= Beginning of Section =

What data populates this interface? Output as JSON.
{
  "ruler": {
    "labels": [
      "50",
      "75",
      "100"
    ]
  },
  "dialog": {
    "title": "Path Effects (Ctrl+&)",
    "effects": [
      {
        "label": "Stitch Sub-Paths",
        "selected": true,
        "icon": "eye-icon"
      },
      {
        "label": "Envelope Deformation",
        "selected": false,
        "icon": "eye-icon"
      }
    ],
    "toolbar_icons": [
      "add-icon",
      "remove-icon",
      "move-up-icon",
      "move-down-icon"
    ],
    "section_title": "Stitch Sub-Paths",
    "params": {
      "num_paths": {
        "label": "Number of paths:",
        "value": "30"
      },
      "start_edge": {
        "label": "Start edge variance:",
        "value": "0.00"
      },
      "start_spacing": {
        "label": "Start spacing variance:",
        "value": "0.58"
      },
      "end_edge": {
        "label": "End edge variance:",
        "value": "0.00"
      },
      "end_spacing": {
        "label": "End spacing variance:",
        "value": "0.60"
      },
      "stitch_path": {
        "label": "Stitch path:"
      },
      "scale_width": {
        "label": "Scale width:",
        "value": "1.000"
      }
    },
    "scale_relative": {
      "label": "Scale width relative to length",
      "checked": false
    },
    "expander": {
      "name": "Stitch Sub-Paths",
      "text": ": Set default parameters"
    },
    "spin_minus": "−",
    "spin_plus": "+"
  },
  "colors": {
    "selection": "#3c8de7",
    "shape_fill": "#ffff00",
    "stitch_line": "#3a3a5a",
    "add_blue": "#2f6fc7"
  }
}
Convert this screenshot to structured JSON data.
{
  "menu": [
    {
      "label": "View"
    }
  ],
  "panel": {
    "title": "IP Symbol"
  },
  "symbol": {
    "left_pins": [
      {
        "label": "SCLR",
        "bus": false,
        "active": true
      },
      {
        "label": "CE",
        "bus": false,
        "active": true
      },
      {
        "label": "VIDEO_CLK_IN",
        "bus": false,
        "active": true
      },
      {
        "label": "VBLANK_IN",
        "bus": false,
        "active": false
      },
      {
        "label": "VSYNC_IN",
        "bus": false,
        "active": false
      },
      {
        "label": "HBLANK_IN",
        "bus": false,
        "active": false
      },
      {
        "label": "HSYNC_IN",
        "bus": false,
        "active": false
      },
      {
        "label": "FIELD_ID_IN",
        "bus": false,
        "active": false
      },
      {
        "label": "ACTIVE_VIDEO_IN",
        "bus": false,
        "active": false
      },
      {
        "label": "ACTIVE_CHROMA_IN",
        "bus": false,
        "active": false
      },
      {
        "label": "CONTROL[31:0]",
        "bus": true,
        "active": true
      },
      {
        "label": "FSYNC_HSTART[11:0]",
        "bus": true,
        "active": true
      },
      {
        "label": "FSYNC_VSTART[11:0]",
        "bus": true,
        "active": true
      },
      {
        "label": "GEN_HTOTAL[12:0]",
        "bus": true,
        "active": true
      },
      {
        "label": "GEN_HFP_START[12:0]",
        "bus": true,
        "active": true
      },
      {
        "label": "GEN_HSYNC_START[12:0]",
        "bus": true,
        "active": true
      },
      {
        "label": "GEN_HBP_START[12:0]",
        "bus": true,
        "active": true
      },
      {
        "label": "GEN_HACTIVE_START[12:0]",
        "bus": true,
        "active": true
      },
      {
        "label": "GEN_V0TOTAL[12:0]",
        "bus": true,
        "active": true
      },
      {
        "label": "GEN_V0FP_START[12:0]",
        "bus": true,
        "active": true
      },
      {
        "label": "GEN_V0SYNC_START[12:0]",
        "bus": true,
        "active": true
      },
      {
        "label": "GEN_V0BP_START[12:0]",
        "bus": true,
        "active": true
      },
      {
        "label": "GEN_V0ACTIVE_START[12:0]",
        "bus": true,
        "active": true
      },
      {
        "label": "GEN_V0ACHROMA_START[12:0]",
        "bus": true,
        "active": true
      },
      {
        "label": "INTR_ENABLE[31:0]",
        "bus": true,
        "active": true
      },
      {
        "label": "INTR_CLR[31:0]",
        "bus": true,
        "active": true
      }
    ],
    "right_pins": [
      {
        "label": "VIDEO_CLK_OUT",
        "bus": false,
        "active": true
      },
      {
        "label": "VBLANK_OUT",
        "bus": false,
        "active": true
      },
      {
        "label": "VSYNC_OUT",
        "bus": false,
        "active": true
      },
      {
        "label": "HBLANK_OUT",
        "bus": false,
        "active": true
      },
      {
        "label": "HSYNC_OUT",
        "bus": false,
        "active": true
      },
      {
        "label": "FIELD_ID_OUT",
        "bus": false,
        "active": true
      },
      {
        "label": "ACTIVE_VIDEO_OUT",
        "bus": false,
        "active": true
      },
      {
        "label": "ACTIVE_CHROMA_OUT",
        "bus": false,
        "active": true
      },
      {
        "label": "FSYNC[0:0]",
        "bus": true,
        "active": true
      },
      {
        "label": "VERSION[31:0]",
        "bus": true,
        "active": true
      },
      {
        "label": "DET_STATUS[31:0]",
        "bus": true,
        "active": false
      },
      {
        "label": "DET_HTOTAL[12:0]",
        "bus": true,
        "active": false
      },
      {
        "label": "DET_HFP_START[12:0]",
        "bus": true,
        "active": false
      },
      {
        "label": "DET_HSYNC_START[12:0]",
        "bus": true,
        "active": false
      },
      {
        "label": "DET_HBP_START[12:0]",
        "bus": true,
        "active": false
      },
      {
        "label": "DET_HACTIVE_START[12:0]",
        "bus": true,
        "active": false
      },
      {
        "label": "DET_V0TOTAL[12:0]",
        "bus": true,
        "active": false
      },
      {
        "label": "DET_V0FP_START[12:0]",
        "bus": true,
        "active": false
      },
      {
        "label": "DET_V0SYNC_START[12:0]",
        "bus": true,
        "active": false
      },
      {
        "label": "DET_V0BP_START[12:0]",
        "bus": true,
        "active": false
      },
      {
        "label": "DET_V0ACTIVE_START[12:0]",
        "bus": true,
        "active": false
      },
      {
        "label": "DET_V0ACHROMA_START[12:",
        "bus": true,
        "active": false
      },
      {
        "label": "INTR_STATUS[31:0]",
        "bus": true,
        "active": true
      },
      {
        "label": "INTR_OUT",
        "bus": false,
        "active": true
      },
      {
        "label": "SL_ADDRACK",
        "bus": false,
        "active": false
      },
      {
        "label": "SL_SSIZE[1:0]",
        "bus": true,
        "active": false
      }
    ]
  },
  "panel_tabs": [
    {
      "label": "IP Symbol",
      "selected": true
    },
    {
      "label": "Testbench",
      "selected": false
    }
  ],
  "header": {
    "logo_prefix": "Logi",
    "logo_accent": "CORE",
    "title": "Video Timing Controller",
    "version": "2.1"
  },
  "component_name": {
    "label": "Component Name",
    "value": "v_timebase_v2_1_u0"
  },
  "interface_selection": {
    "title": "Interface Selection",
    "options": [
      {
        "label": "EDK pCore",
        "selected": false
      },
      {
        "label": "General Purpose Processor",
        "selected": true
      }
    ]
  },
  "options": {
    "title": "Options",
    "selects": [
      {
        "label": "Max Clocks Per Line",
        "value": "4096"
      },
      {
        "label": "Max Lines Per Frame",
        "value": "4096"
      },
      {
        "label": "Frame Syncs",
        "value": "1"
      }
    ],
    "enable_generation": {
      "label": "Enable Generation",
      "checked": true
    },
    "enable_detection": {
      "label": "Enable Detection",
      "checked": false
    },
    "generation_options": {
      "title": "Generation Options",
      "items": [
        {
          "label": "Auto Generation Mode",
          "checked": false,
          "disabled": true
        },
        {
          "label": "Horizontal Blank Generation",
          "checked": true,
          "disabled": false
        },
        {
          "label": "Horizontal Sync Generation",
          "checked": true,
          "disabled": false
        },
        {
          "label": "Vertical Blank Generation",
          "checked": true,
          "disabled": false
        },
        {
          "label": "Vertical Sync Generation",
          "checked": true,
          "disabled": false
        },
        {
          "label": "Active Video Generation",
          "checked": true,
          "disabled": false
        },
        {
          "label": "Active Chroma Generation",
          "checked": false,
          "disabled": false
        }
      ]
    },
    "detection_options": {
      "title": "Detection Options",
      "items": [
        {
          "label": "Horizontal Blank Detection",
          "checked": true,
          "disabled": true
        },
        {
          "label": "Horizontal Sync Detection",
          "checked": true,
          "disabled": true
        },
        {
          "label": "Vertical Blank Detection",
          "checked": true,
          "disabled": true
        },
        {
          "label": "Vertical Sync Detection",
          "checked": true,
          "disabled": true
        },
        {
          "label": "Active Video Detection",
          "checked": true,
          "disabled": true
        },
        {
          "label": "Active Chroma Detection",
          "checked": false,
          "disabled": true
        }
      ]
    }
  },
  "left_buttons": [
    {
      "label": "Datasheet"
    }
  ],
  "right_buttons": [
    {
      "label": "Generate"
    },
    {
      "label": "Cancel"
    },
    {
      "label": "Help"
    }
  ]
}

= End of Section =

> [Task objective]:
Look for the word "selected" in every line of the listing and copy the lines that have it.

> [Response below]:
        "selected": true,
        "selected": false,
      "selected": true
      "selected": false
        "selected": false
        "selected": true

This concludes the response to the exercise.